When Ashley Marie Manzo was a child, her father took her to Necromance, the Melrose Avenue store filled with specimen jars, bones and macabre trinkets. She loved it, but many years had passed before she visited the store again. Then, three years ago, she returned to the shop.
“I fell in love with it all over again,” says the up-and-coming artist from Boyle Heights.
Manzo bought a frog in a specimen jar and it launched an obsession. She began scouring swap meets and web stores for more animal remains. Now, the 21-year-old says she's acquired about 17 specimen jars, 30 skulls and 100 bones.
“Other people collect comic books,” says Manzo. “I collect skulls and bones.”

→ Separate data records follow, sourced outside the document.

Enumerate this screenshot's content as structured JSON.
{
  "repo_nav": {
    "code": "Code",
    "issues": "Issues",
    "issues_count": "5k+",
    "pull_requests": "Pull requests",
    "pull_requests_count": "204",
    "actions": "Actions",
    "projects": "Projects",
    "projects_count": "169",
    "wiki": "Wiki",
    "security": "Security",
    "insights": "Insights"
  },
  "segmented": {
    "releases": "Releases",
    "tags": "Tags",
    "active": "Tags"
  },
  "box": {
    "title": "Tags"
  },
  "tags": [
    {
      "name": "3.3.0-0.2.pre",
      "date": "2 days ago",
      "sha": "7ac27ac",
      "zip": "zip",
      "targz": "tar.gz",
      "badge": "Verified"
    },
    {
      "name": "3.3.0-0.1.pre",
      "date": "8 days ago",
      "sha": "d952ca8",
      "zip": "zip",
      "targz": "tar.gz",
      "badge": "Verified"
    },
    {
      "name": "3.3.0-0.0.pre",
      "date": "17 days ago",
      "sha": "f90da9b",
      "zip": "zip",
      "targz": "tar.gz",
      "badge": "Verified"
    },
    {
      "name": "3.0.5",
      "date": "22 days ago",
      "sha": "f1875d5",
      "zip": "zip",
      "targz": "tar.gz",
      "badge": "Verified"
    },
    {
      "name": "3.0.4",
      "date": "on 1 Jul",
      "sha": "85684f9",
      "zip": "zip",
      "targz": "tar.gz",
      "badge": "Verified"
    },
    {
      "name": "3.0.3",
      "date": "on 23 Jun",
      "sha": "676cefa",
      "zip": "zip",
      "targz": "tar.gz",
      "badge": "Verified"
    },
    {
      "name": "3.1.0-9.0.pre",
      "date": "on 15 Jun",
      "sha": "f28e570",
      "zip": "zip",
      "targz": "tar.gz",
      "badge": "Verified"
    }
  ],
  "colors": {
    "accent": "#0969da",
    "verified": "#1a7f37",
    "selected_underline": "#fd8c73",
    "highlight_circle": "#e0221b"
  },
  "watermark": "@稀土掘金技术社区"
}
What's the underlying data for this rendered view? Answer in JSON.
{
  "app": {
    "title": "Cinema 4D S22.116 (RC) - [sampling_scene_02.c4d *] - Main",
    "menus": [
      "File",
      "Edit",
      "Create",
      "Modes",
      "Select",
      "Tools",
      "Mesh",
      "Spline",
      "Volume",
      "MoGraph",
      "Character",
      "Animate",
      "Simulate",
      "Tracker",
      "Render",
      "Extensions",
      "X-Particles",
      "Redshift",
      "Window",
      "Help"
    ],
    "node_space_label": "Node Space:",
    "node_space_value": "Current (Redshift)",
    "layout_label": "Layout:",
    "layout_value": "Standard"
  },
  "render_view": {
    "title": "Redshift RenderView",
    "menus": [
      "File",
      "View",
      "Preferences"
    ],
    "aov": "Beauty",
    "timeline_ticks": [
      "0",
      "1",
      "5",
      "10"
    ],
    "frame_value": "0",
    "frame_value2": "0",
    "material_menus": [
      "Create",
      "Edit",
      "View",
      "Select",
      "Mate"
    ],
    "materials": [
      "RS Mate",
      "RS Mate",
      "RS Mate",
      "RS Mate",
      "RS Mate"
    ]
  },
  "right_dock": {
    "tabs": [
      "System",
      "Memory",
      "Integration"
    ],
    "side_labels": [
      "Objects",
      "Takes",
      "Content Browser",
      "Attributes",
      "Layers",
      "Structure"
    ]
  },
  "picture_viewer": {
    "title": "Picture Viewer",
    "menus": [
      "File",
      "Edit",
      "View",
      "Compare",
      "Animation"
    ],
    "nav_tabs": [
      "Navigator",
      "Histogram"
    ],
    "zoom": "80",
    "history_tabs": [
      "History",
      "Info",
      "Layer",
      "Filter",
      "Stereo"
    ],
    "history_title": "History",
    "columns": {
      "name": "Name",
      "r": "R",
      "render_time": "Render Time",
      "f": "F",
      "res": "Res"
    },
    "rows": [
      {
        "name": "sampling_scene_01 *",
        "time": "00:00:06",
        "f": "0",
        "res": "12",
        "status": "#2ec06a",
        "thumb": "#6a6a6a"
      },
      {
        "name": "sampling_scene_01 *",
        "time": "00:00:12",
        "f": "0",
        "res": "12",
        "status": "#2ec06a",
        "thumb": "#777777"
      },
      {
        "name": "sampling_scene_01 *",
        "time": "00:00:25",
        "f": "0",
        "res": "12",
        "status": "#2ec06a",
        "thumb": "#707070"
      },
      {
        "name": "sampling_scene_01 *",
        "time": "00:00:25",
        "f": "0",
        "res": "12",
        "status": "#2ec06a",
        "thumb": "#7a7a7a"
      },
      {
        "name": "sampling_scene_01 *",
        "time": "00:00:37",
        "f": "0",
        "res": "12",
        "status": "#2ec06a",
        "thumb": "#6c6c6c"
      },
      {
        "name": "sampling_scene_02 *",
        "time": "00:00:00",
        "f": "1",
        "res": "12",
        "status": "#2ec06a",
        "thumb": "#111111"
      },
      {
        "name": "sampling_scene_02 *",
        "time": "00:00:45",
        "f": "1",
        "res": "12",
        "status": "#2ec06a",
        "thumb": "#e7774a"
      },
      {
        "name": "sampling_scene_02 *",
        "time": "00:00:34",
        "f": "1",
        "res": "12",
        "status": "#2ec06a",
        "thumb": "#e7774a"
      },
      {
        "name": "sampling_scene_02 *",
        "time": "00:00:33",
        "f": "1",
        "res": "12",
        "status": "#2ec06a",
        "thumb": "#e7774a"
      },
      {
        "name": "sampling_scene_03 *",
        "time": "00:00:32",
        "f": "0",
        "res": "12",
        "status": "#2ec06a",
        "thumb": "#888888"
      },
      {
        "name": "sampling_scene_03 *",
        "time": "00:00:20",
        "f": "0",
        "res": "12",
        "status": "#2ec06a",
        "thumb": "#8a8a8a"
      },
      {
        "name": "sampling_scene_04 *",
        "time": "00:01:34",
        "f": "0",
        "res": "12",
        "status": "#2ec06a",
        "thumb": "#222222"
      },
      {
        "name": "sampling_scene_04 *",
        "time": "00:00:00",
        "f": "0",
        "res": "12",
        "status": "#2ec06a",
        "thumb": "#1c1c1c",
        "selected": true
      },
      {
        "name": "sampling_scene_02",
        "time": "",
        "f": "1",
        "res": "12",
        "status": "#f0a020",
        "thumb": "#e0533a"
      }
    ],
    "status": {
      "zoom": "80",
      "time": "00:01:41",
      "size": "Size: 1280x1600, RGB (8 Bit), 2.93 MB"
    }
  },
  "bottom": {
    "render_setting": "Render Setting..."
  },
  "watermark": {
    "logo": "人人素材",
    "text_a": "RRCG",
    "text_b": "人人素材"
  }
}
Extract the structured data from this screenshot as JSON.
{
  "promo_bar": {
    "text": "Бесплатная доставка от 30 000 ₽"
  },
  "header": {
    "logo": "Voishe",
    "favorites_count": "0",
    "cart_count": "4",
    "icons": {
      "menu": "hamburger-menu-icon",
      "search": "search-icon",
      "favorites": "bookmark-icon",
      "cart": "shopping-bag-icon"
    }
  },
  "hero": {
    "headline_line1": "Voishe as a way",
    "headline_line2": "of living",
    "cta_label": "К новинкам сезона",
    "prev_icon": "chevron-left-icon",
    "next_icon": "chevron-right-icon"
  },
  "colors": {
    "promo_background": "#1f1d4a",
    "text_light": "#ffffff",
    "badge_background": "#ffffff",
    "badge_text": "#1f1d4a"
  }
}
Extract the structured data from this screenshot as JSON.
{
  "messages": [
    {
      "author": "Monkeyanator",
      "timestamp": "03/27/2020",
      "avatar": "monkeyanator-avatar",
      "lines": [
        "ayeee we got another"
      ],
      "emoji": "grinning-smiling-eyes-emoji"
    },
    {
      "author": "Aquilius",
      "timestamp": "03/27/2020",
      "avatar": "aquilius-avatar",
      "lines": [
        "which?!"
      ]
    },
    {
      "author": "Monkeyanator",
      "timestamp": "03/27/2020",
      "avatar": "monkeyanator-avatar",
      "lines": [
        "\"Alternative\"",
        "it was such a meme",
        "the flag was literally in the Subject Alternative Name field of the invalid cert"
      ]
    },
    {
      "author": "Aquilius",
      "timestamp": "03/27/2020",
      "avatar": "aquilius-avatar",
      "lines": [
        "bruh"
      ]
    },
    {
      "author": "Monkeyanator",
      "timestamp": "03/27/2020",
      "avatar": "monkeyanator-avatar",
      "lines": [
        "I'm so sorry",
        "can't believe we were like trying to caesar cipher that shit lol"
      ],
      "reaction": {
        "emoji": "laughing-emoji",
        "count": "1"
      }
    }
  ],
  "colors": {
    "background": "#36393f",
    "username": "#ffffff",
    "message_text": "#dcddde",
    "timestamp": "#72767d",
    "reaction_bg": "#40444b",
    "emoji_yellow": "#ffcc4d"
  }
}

But Manzo does more than collect. Influenced by Victorian mourning jewelry, particularly hair art, she turns these relics into wearable art. Manzo's jewelry line, Taxidermy Her Bones, features teeth and bones inside cameo-style charms and skulls dangling from necklaces or perched atop hair pieces. Her work is more elegant than it is creepy. The jewelry is reflective of both Manzo's personal style and her other art, which includes collage, and which she documents on her blog, Marie's Cadaver.
While still a teenager, Manzo gravitated toward Gothic and Gothic Lolita fashion. Now, she describes her personal style as “antique,” inspired by the Victorian era, 1920s and porcelain dolls.
Manzo began making basic cameos about two years ago. Soon, she was modifying the designs with cutouts from the vintage medical books she picked up at thrift stores.
Eventually, she started working with the bones she has been collecting. Manzo doesn't clean the bones herself. She said she tried that once on a frog skull using dermestid beetles and it took about three weeks to get the bones.
Manzo prefers to work with smaller animals. She says that they're easier to work with and that the small skulls have a lot of nice details.
“With the smaller animals, not only do they fit into the cameo setting, but [they're] also more of a conversation piece,” she adds.
She also keeps her prices reasonable. Her Red Death Muskrat Skull necklace is listed at $25 on Etsy. A pair of earrings is much less than that.
“There are other designers out there and their designs are really beautiful, but really expensive,” says Manzo. “When I started making my own, I wanted to make it for people who were interested in that sort of artistic medium, but they could wear it without breaking the bank.”
Manzo sells her work primarily on Etsy and at artist events at South Pasadena antique shop the Curio Emporium. Last weekend, she was showing off her wares at the store when one of her pieces caught the attention of a little girl. The child asked her father if she was looking at teeth, Manzo recalls, and the father answered in the affirmative.
“The little girl gave me this really strange look that lasted for a couple seconds. So I turned to her and said, 'I'm the tooth fairy,'” Manzo says.
“She just had this blank stare, like, are you serious?” she continues. “The dad said, “Now you know what happens to all the teeth you lose.
“She was still in shock.”